[Stored dataset items]
>>>

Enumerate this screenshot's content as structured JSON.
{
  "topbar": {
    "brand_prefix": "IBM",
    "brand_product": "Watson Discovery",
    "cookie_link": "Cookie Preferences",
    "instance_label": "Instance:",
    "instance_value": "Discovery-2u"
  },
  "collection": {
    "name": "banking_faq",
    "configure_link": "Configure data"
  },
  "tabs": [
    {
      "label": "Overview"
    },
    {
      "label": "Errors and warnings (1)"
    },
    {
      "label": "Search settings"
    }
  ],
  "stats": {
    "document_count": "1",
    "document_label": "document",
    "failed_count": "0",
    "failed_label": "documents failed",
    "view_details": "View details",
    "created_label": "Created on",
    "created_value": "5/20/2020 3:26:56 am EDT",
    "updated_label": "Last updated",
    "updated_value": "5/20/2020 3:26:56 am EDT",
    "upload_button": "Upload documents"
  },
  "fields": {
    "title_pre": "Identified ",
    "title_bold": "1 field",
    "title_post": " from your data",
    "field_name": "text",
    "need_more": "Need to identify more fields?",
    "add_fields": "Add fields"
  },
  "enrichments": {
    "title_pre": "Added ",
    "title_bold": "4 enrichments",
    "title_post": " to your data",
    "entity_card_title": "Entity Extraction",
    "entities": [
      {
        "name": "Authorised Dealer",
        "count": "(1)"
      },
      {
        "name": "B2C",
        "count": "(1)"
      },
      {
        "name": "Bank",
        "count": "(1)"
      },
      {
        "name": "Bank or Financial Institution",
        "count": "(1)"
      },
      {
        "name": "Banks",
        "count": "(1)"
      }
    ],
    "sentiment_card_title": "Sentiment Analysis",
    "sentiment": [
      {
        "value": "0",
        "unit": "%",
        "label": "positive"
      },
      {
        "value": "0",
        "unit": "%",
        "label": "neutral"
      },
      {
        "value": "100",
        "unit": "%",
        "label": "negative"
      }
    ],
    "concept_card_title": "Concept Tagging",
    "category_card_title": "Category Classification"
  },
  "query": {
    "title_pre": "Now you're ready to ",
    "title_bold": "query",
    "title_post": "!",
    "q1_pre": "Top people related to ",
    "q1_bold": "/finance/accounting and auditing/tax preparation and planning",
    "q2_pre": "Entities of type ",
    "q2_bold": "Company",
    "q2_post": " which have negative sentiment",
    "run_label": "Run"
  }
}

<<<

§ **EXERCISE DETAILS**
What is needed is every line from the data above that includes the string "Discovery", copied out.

§ **SOLUTION BELOW**
    "brand_product": "Watson Discovery",
    "instance_value": "Discovery-2u"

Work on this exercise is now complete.